ICT Tools for South Asia
Educators often get overlooked, with a rush to put gadgets in children’s hands. But teachers can leverage small ICT investments into big impacts. What technology tools available in South Asia can help advance their teaching skills and classroom effectiveness?
If you know of a tool that’s both appropriate for teachers in South Asia and available in India, Afghanistan, Bangladesh, Bhutan, Maldives, Nepal, Pakistan, or Sri Lanka please let us know. Your input will help frame the live debate: Are Most Investments in Technology for Schools Wasted?
Interactive Radio Instruction (IRI) is the use of radio to bring curriculum and teacher training to classrooms – a tremendous resource for learning and dissemination. IRI, which only requires a radio and an adult facilitator, reaches large numbers of teachers and learners who are isolated by distance and poor infrastructure. It can be used in almost any setting, from formal classrooms to community learning centers to outdoor venues.
As part of the dot-EDU India Technology Tools for Teaching and Training the Interactive Radio Instruction Program (IRI) has been found to have significant impact on improving student learning gains. Evaluation studies have indicated that IRI has an impact on the Comprehension and Speaking skills as well as the Math, EVS and Social Science knowledge. T4 has also been consistently building the capacities of teachers to engage students in effective and joyful learning.
In Bangladesh 1 in 5 teachers have no teaching qualification (UIS, 2006) and the English in Action programme aims to significantly improve the teaching of English by offering alternative forms of support including integrating ICT. We have adopted different approaches in primary and secondary education in order to evaluate the effectiveness of each and also to mediate the different levels of teacher expertise at primary and secondary level.
This project creates resources for the classroom and for teacher professional development using mobile technologies, which are then deployed by primary and secondary school teachers. Currently there is a critical shortage of English language skills, both throughout Bangladeshi society and within the teaching profession.
Today we have crossed the digital chasm – the Educational Technology Debate is now happening in real life at the World bank offices in New Delhi, India. We are bringing the classic Oxford-style Debate process to South Asia as noted experts in the field will debate the following motion:
Most investments in technology for schools are wasted: Discuss
There is a general consensus that Information and Communication Technologies (ICTs) such as radio, TV, computers, the Internet, and mobile phones can increase educational experiences and improve education.
But is this opportunity being overhyped?
The debate will be moderated by Dr Tim Kelly, Lead ICT Policy Specialist, infoDev/World Bank. He will introduce the topic and our discussants, who will respond with concise arguments in an attempt to sway the audience. This will be followed by a moderated discussion and concluded with panelists giving a concluding argument.

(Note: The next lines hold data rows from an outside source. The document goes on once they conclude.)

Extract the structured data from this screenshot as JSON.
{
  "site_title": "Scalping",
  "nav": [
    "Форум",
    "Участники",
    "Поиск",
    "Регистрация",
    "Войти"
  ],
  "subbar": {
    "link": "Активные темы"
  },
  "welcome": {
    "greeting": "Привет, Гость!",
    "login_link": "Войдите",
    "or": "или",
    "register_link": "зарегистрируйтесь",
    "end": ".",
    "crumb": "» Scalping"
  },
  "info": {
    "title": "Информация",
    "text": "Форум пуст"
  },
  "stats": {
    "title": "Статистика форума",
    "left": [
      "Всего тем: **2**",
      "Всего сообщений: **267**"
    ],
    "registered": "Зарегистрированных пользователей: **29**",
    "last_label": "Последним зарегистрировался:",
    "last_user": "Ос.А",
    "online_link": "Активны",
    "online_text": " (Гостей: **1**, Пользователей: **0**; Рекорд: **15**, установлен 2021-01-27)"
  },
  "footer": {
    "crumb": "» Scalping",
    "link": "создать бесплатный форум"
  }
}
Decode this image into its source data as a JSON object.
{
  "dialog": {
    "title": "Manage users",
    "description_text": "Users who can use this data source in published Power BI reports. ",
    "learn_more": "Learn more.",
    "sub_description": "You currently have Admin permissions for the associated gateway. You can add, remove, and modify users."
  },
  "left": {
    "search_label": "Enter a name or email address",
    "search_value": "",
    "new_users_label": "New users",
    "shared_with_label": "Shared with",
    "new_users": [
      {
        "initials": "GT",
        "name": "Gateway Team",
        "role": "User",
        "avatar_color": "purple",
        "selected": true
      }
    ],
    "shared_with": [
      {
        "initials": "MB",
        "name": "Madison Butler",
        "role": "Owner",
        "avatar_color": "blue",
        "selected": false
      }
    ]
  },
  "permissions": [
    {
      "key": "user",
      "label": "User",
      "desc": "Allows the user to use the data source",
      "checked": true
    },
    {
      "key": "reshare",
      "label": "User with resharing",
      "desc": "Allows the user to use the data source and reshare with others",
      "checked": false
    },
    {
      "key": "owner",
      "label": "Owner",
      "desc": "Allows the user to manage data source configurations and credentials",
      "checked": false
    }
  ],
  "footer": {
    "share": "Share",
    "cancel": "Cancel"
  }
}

Having gone on the record many times criticizing careless implementation of ICT4E, I have very good arguments agreeing with the FOR motion, that ICT4E investments are a waste. Yet I still invest most of my expendable time and resources supporting the chance we will figure out a way to do it right, thus clearly my action has a strong element AGAINST the motion.
At first the debate didn’t help much. Same old arguments we have rehashed over and over, with the interesting twist that a couple presenters seemed to be defending the other side… Like Wayan (AGAINST team) admitting a lot of investment is wasted, or World Bank Sam (FOR team) conceding there is much interest in ICT spending, which they support. I guess that made them sound as if they were open for the nuance in the word “most” that is part of the debate title, a reasonable “being nice to the opponent” strategy in debate.
As things were closing down and by the time those present in the audience had already recorded their change of vote, during one of the last arguments I remembered the Pascal Dilemma. If I recall it correctly, good old Blaise couldn’t prove if Heaven or Hell existed, but, faced with that uncertainty, he posits that the outcome of ending up in hell is so bad that, even in the absence of certainty, it is better to – just in case – seek salvation and do your best so you end up in heaven.
IT@School Project is the technology arm of the General Education Department of Government of Kerala, which was setup in the year 2000 for empowering the state school populace by imparting Information Communication Technology (ICT) enabled education from the grass root level.
Since its inception, the Project has achieved several milestones in implementing ICT enabled education in over 8,000 schools in the state, including enhancing the intellectual productivity of teachers and the curriculum comprehension of students. The backbone of the project is its strong network of 200 Master Trainers and 5,600 School IT Co-ordinators (SITCs) in the state, who are handpicked school teachers who are selected, based on their interest in learning and teaching ICT enabled education.